## RECORD EXCERPTS
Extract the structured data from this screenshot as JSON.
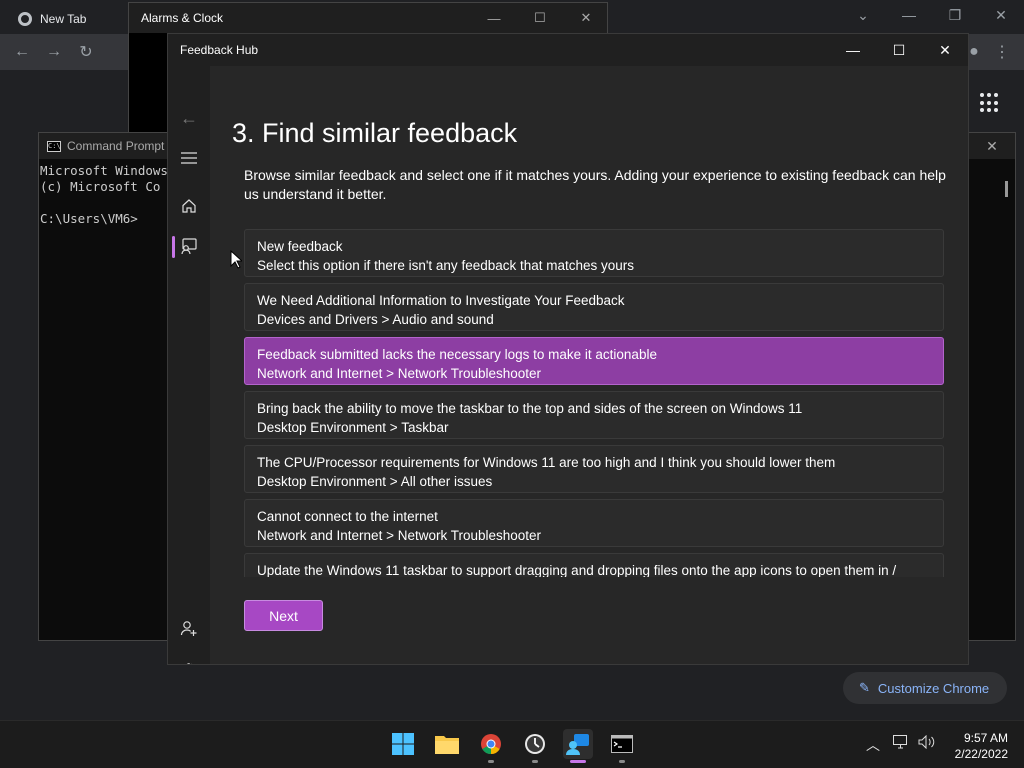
{
  "chrome": {
    "tab_title": "New Tab",
    "customize_label": "Customize Chrome"
  },
  "alarms": {
    "title": "Alarms & Clock"
  },
  "cmd": {
    "title": "Command Prompt",
    "lines": [
      "Microsoft Windows",
      "(c) Microsoft Co",
      "",
      "C:\\Users\\VM6>"
    ]
  },
  "feedback_hub": {
    "title": "Feedback Hub",
    "heading": "3. Find similar feedback",
    "description": "Browse similar feedback and select one if it matches yours. Adding your experience to existing feedback can help us understand it better.",
    "items": [
      {
        "title": "New feedback",
        "subtitle": "Select this option if there isn't any feedback that matches yours",
        "selected": false
      },
      {
        "title": "We Need Additional Information to Investigate Your Feedback",
        "subtitle": "Devices and Drivers > Audio and sound",
        "selected": false
      },
      {
        "title": "Feedback submitted lacks the necessary logs to make it actionable",
        "subtitle": "Network and Internet > Network Troubleshooter",
        "selected": true
      },
      {
        "title": "Bring back the ability to move the taskbar to the top and sides of the screen on Windows 11",
        "subtitle": "Desktop Environment > Taskbar",
        "selected": false
      },
      {
        "title": "The CPU/Processor requirements for Windows 11 are too high and I think you should lower them",
        "subtitle": "Desktop Environment > All other issues",
        "selected": false
      },
      {
        "title": "Cannot connect to the internet",
        "subtitle": "Network and Internet > Network Troubleshooter",
        "selected": false
      },
      {
        "title": "Update the Windows 11 taskbar to support dragging and dropping files onto the app icons to open them in /",
        "subtitle": "",
        "selected": false
      }
    ],
    "next_label": "Next",
    "accent_color": "#a748c4"
  },
  "taskbar": {
    "time": "9:57 AM",
    "date": "2/22/2022"
  }
}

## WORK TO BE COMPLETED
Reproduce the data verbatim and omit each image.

## RESULT BELOW
Extract the structured data from this screenshot as JSON.
{
  "chrome": {
    "tab_title": "New Tab",
    "customize_label": "Customize Chrome"
  },
  "alarms": {
    "title": "Alarms & Clock"
  },
  "cmd": {
    "title": "Command Prompt",
    "lines": [
      "Microsoft Windows",
      "(c) Microsoft Co",
      "",
      "C:\\Users\\VM6>"
    ]
  },
  "feedback_hub": {
    "title": "Feedback Hub",
    "heading": "3. Find similar feedback",
    "description": "Browse similar feedback and select one if it matches yours. Adding your experience to existing feedback can help us understand it better.",
    "items": [
      {
        "title": "New feedback",
        "subtitle": "Select this option if there isn't any feedback that matches yours",
        "selected": false
      },
      {
        "title": "We Need Additional Information to Investigate Your Feedback",
        "subtitle": "Devices and Drivers > Audio and sound",
        "selected": false
      },
      {
        "title": "Feedback submitted lacks the necessary logs to make it actionable",
        "subtitle": "Network and Internet > Network Troubleshooter",
        "selected": true
      },
      {
        "title": "Bring back the ability to move the taskbar to the top and sides of the screen on Windows 11",
        "subtitle": "Desktop Environment > Taskbar",
        "selected": false
      },
      {
        "title": "The CPU/Processor requirements for Windows 11 are too high and I think you should lower them",
        "subtitle": "Desktop Environment > All other issues",
        "selected": false
      },
      {
        "title": "Cannot connect to the internet",
        "subtitle": "Network and Internet > Network Troubleshooter",
        "selected": false
      },
      {
        "title": "Update the Windows 11 taskbar to support dragging and dropping files onto the app icons to open them in /",
        "subtitle": "",
        "selected": false
      }
    ],
    "next_label": "Next",
    "accent_color": "#a748c4"
  },
  "taskbar": {
    "time": "9:57 AM",
    "date": "2/22/2022"
  }
}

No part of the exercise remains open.